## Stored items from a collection
..........

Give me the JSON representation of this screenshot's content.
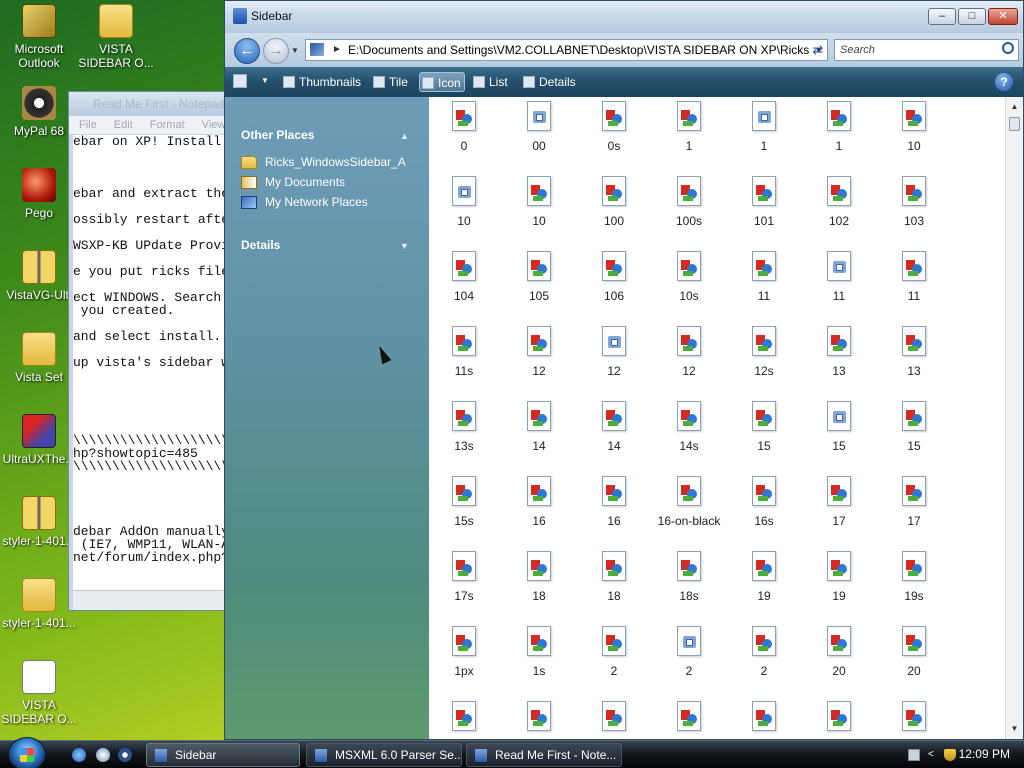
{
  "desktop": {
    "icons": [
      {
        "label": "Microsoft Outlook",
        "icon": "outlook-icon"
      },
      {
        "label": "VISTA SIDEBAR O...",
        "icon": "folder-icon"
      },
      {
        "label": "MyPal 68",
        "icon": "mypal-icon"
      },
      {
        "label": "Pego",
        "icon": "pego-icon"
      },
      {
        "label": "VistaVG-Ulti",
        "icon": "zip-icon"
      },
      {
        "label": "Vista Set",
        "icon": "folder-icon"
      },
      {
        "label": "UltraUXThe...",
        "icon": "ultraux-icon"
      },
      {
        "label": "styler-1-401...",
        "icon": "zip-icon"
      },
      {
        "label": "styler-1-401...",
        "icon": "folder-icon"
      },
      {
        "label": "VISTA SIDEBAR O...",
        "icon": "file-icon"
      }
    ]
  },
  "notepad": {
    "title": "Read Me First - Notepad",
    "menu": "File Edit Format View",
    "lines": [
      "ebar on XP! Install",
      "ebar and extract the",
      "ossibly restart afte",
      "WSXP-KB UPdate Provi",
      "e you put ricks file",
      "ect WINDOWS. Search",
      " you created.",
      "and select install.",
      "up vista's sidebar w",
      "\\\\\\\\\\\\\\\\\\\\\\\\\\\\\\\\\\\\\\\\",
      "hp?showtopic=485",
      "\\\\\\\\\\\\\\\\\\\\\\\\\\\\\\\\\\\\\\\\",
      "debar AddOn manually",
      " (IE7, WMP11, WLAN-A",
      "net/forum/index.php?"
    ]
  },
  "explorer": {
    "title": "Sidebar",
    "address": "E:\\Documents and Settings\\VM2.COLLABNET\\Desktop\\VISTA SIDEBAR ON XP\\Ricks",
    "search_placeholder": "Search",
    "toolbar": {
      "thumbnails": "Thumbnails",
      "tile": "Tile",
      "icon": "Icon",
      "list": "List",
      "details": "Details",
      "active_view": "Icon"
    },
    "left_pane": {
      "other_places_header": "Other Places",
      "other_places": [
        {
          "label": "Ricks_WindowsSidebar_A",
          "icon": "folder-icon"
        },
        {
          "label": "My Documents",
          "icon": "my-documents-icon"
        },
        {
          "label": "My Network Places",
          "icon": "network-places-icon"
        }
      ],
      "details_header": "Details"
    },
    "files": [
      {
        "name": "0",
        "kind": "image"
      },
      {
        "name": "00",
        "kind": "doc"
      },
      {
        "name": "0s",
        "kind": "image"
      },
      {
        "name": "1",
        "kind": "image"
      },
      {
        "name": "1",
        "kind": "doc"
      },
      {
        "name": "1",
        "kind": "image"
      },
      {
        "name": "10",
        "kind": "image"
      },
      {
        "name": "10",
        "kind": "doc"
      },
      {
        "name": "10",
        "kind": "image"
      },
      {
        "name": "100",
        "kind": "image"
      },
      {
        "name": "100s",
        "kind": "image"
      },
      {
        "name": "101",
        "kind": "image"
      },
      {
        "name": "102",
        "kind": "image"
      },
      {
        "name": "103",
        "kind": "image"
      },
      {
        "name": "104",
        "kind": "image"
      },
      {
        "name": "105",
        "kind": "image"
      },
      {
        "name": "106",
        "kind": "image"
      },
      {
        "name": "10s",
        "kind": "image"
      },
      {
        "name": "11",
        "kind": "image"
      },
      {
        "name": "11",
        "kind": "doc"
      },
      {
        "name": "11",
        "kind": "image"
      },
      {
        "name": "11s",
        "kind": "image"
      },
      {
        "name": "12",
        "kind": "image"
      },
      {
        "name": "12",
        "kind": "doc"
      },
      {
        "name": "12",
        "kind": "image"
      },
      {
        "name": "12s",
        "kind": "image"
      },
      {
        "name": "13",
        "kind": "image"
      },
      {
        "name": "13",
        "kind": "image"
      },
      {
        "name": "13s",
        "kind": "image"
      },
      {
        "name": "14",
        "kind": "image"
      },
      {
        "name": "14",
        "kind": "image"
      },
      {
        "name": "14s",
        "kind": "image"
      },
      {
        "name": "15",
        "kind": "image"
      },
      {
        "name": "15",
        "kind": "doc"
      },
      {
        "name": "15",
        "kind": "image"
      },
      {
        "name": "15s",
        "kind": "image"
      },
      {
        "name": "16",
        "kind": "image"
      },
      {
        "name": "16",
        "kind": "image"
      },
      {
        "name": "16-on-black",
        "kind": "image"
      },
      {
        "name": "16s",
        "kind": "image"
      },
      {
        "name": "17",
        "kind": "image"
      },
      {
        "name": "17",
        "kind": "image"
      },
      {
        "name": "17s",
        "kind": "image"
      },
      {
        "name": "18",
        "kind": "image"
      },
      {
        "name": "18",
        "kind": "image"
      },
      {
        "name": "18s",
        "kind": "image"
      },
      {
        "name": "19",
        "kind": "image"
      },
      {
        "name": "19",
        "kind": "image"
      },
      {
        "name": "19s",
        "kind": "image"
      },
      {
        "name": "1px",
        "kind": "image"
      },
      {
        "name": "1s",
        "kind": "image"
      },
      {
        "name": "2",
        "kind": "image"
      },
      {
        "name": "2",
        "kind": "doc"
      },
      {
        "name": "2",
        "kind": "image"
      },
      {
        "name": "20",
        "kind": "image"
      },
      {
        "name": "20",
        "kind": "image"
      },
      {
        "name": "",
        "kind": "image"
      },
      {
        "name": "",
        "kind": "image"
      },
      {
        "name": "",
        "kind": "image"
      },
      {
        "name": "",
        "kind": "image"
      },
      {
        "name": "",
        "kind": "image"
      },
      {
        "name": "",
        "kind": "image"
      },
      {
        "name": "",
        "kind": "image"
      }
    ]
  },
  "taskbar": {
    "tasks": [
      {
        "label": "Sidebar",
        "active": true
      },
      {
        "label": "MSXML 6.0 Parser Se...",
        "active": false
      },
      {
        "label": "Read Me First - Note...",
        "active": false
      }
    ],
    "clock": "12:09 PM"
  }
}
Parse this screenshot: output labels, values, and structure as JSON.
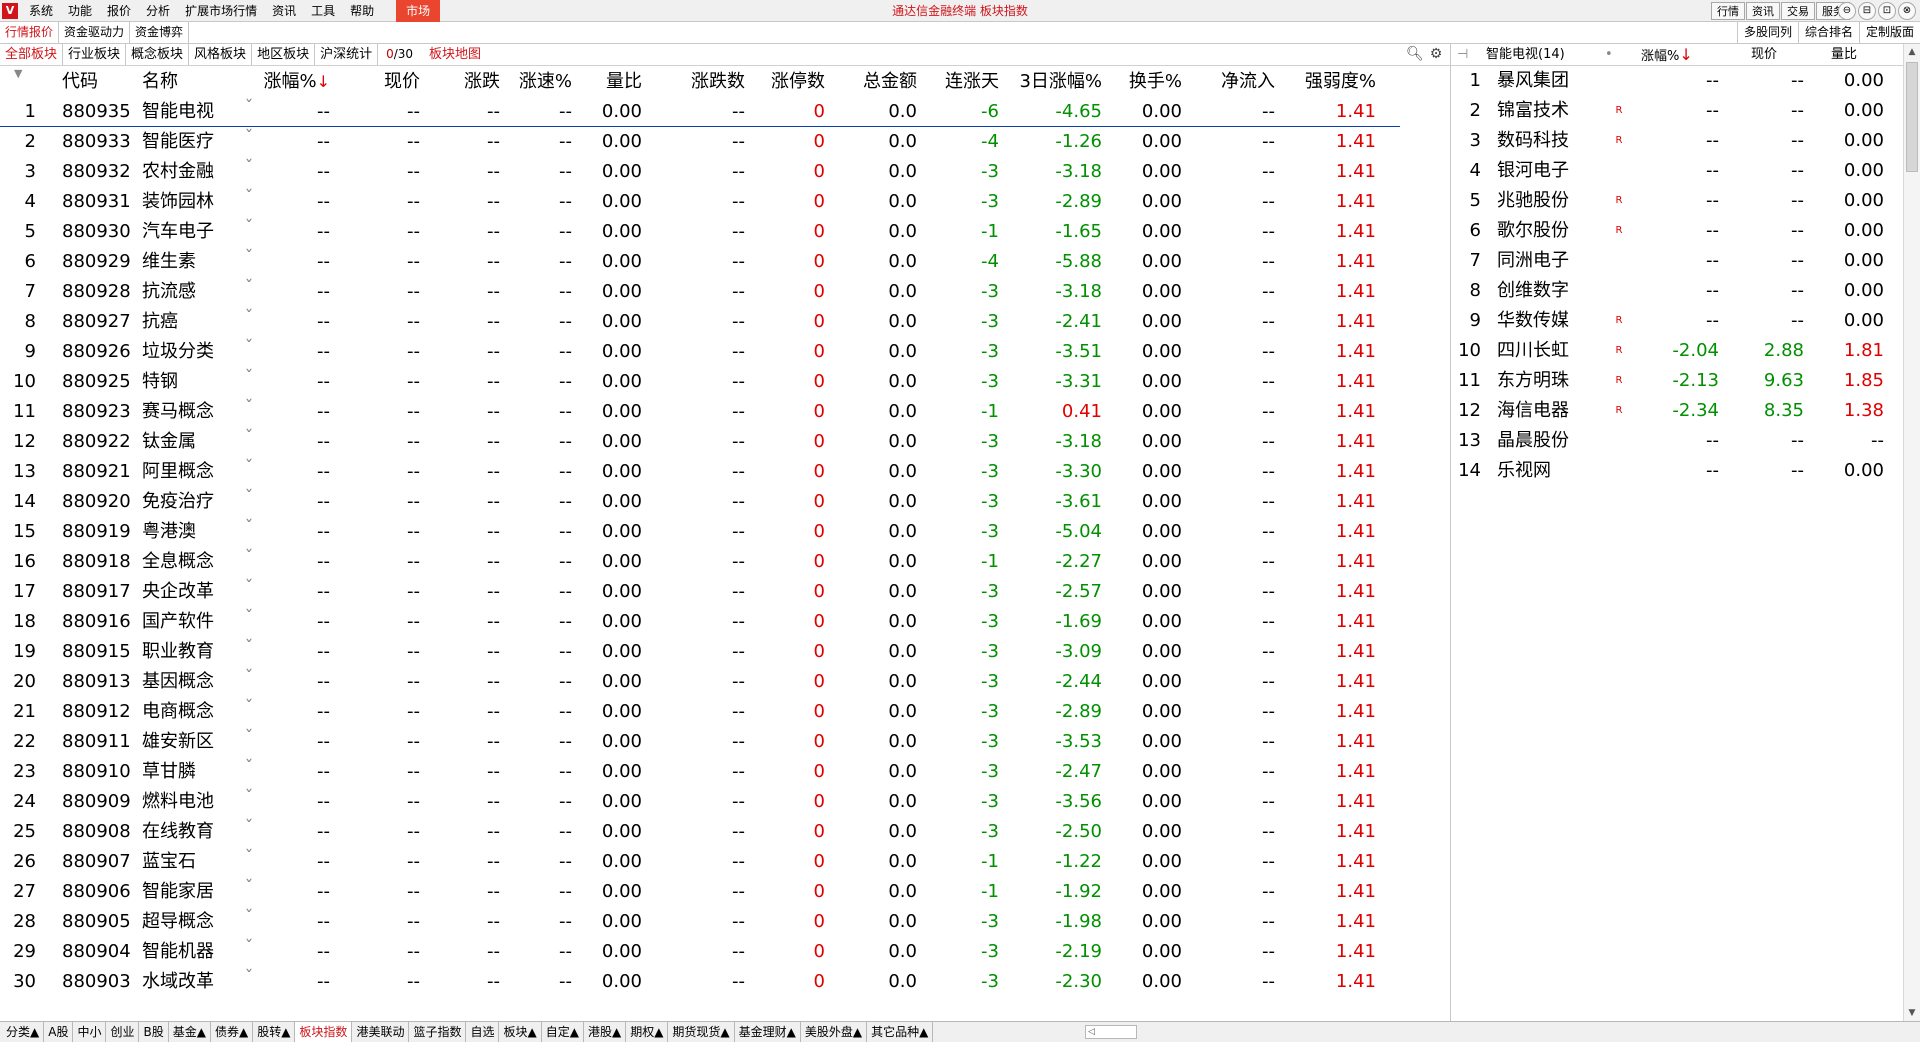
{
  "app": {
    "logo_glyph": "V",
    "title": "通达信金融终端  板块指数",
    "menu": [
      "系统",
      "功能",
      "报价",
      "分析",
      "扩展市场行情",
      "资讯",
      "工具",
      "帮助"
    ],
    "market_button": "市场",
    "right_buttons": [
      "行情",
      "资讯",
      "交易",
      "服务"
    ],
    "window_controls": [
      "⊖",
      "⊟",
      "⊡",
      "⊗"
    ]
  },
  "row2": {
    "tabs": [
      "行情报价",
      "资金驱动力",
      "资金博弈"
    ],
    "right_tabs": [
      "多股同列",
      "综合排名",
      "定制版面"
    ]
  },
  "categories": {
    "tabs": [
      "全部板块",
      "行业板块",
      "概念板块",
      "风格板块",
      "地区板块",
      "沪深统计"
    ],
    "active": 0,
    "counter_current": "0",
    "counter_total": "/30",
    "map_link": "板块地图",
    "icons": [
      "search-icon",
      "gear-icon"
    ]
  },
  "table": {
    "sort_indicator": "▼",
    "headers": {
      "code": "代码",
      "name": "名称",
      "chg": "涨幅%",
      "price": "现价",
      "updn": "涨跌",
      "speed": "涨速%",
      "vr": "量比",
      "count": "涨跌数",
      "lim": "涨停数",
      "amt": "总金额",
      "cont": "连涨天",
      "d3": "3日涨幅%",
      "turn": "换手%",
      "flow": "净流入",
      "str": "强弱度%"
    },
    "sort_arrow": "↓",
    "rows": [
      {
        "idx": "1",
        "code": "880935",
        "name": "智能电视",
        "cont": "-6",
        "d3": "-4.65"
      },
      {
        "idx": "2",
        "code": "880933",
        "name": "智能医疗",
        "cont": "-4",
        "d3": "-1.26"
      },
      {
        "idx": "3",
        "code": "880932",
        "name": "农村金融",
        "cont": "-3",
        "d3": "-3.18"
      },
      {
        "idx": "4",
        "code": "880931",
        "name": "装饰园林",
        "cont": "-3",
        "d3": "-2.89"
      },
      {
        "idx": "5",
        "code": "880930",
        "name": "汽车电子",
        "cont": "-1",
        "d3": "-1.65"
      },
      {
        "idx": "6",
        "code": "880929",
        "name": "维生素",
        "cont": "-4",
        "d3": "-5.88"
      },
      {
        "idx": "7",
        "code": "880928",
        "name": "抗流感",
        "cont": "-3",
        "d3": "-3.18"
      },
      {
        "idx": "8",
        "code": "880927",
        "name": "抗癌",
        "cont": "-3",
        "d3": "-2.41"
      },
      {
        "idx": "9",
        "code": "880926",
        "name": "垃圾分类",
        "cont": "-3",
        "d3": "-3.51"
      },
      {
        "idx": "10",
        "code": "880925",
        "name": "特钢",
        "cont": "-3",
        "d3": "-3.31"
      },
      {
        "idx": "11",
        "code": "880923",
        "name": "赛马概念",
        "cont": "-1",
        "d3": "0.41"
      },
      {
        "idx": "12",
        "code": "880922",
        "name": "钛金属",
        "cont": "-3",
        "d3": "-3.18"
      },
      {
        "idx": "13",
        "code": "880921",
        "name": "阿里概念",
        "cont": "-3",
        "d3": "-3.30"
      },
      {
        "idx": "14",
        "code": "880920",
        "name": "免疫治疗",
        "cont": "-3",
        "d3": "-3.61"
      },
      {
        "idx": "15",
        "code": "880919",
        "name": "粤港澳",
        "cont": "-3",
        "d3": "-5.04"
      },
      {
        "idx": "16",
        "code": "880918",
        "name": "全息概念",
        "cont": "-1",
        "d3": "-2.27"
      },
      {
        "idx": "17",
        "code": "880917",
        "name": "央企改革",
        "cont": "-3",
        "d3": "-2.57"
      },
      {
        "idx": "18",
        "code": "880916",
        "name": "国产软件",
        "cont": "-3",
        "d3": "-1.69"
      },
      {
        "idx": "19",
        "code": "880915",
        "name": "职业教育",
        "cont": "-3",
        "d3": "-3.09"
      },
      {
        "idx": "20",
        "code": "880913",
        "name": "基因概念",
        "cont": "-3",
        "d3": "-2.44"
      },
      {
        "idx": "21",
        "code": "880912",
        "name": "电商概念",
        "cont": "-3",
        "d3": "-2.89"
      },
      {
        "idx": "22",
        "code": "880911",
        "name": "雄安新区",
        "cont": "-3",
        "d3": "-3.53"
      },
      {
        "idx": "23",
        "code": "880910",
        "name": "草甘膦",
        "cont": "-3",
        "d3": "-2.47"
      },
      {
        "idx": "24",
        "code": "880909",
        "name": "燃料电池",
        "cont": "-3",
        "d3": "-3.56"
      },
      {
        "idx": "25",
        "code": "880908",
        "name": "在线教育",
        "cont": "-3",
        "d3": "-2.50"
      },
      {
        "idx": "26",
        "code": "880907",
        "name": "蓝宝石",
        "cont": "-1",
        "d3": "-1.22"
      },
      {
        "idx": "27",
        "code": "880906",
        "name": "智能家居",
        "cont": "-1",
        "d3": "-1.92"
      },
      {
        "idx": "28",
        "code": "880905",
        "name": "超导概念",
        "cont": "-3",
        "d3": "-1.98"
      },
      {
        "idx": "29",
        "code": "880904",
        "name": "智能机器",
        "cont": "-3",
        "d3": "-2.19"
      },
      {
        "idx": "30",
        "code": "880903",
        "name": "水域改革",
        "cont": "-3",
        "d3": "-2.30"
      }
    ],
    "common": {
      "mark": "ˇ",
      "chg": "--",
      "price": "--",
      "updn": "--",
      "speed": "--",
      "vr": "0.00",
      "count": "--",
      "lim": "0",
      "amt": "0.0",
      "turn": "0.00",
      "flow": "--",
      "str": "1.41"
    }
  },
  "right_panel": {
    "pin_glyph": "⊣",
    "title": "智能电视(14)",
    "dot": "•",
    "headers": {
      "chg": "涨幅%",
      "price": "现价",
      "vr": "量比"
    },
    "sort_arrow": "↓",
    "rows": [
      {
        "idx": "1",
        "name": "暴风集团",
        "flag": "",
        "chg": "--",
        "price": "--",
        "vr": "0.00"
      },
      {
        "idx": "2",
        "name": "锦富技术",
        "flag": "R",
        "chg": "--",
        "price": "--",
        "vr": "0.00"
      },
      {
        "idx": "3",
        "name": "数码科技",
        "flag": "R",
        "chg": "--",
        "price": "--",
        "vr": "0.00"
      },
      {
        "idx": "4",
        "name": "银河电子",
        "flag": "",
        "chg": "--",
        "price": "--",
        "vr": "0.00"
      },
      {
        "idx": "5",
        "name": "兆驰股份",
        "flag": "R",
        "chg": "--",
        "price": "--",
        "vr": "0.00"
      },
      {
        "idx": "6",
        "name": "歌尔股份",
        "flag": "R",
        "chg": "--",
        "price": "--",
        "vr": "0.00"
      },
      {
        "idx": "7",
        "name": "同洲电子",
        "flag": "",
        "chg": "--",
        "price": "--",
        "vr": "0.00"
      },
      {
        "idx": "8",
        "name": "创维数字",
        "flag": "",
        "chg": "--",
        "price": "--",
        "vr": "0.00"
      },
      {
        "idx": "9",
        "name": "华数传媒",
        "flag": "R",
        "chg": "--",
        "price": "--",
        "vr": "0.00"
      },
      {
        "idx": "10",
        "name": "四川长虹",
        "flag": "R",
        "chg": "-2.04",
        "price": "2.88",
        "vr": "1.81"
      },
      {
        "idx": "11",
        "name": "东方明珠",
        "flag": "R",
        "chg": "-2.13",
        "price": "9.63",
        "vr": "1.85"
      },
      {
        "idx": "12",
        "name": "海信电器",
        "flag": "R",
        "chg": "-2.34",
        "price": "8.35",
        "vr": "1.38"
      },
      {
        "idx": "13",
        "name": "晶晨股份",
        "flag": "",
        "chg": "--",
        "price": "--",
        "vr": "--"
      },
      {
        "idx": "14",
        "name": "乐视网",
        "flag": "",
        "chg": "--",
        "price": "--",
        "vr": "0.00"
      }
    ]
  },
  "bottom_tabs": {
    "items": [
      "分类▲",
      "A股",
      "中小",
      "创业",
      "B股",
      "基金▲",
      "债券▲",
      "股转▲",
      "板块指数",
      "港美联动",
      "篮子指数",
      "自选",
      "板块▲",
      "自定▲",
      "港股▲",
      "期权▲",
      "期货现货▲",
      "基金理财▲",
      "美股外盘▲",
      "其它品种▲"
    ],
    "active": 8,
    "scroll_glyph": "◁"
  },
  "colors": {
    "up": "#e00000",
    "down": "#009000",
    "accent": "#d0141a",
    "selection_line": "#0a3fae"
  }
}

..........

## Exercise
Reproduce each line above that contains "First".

## Your solution
    "title": "Read Me First - Notepad",
        "label": "Read Me First - Note...",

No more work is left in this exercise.